Hybrid mobile applications encapsulate HTML5 into a native mobile app wrapper. This allows the native app to have full access to APIs and some device interfaces not directly accessible by HTML5. Functions such as multi-touch and notifications can be implemented through the native mobile app while other more basic functions can be implemented in HTML5.
Hybrid applications provide the productivity and potential portability of HTML5 with the more direct control of the native app. It may comprise on the user experience, and has both the positives (discoverability) and negatives (control by the mobile device vendor) aspect of the App Store.
The mobile application technology choosen is heavily dependent on the demands of the application, its requirements, the platforms to be supported, and the resources available.

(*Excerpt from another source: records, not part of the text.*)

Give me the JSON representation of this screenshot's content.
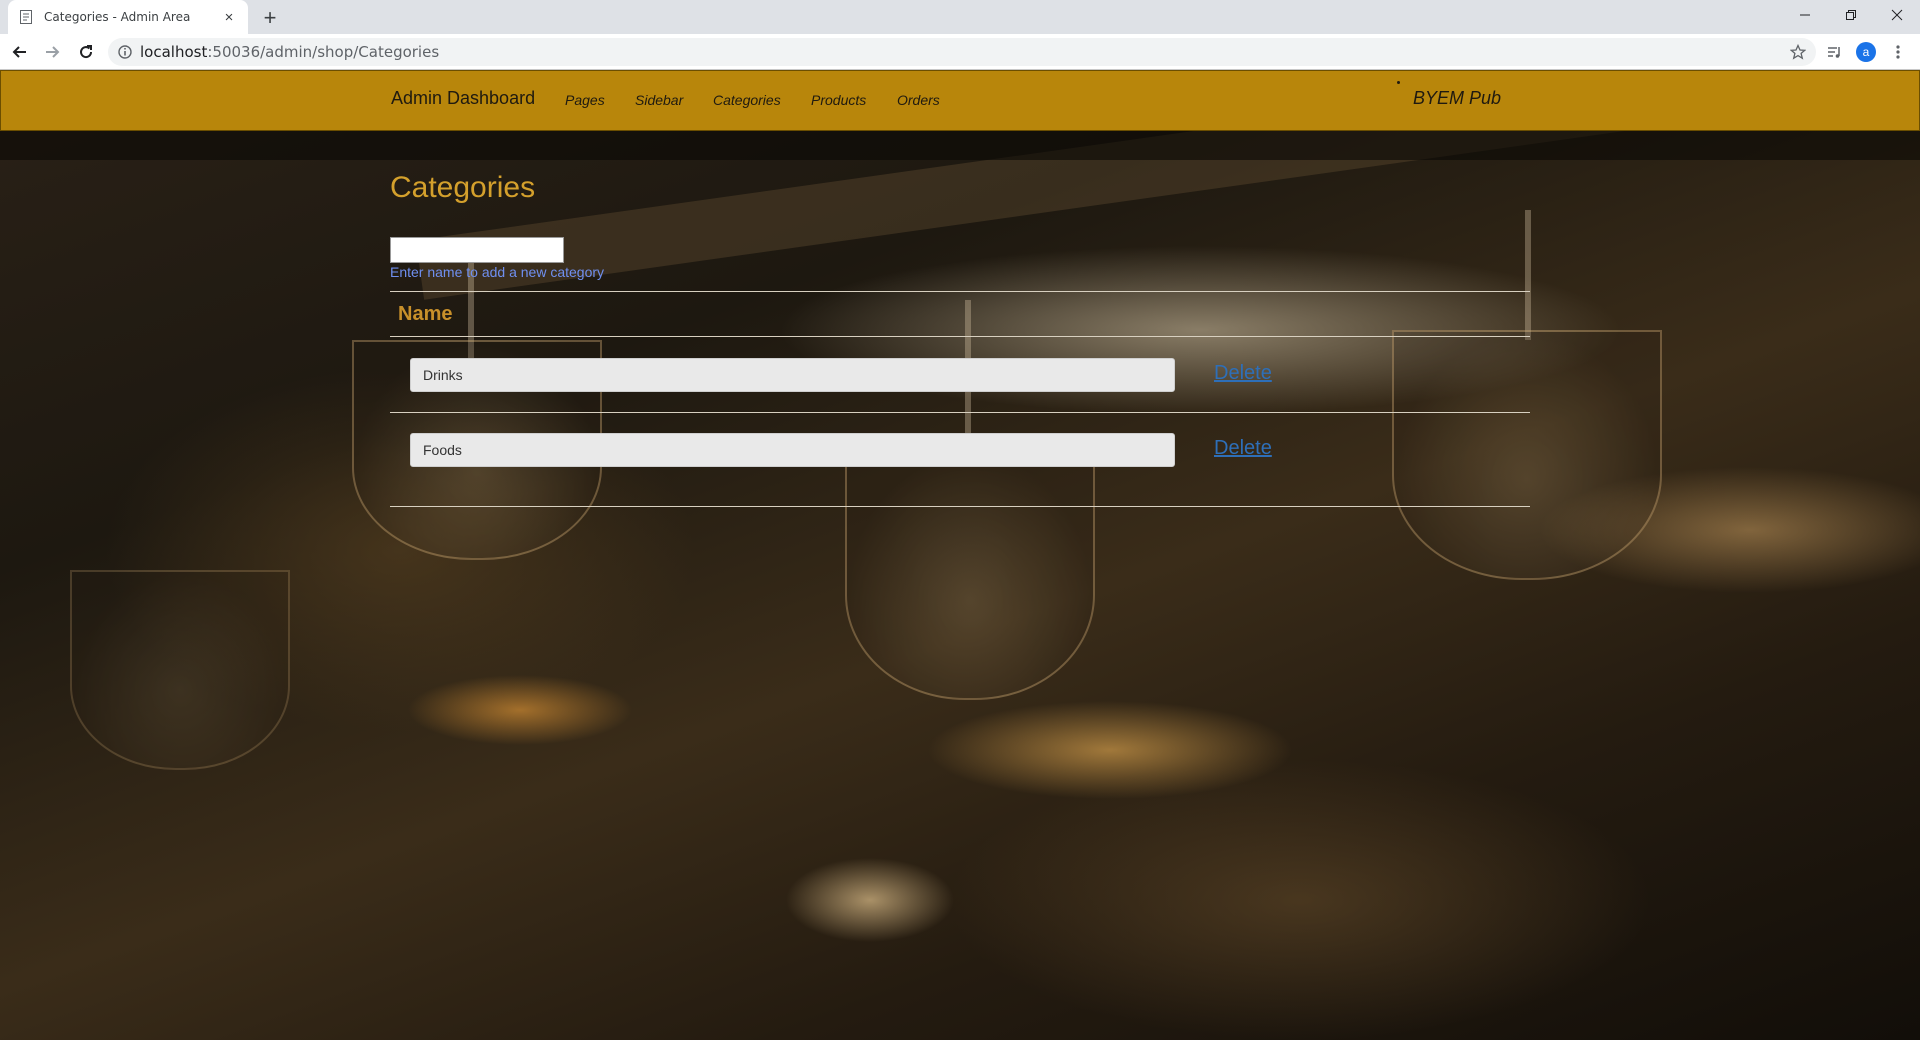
{
  "browser": {
    "tab_title": "Categories - Admin Area",
    "tab_close": "×",
    "new_tab": "+",
    "url_host": "localhost",
    "url_rest": ":50036/admin/shop/Categories",
    "profile_initial": "a"
  },
  "navbar": {
    "brand": "Admin Dashboard",
    "links": [
      "Pages",
      "Sidebar",
      "Categories",
      "Products",
      "Orders"
    ],
    "site_name": "BYEM Pub",
    "background": "#b8860b"
  },
  "main": {
    "title": "Categories",
    "new_category_value": "",
    "new_category_hint": "Enter name to add a new category",
    "table_header": "Name",
    "rows": [
      {
        "name": "Drinks",
        "action": "Delete"
      },
      {
        "name": "Foods",
        "action": "Delete"
      }
    ]
  },
  "colors": {
    "title": "#d4a02c",
    "hint": "#6f8ff0",
    "delete": "#2e6fb8"
  }
}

Applications, such as games, which have a high degree of interactivity and are tightly integrated with the mobile device hardware will have a better user experience with native apps.
Those applications which are more static and not tied to the device specifics (other than the screen resolution) such as the Financial Times will have nearly an equivalent user experience with either native apps or HTML5 applications.
While today, most mobile applications are being developed as mobile apps, the trends is moving towards HTML5 as it continues to mature. For those SaaS vendors that charge for their mobile applications, there is a strong reason for adopting pure HTML mobile applications to avoid the App Store tax. Still the potential loss of revenue due to the more limited discovery in the App Store is a consideration for staying with either pure mobile apps or hybrid mobile apps.
Gartner estimates that by 2015 most Enterprise mobile applications will be hybrid – A native apps “wrapping” an HTML5 core, with only 10% being pure native mobile apps.
The key aspect for SaaS vendors is to pick the appropriate technology that is available at the time of development to produce the optimal user experience.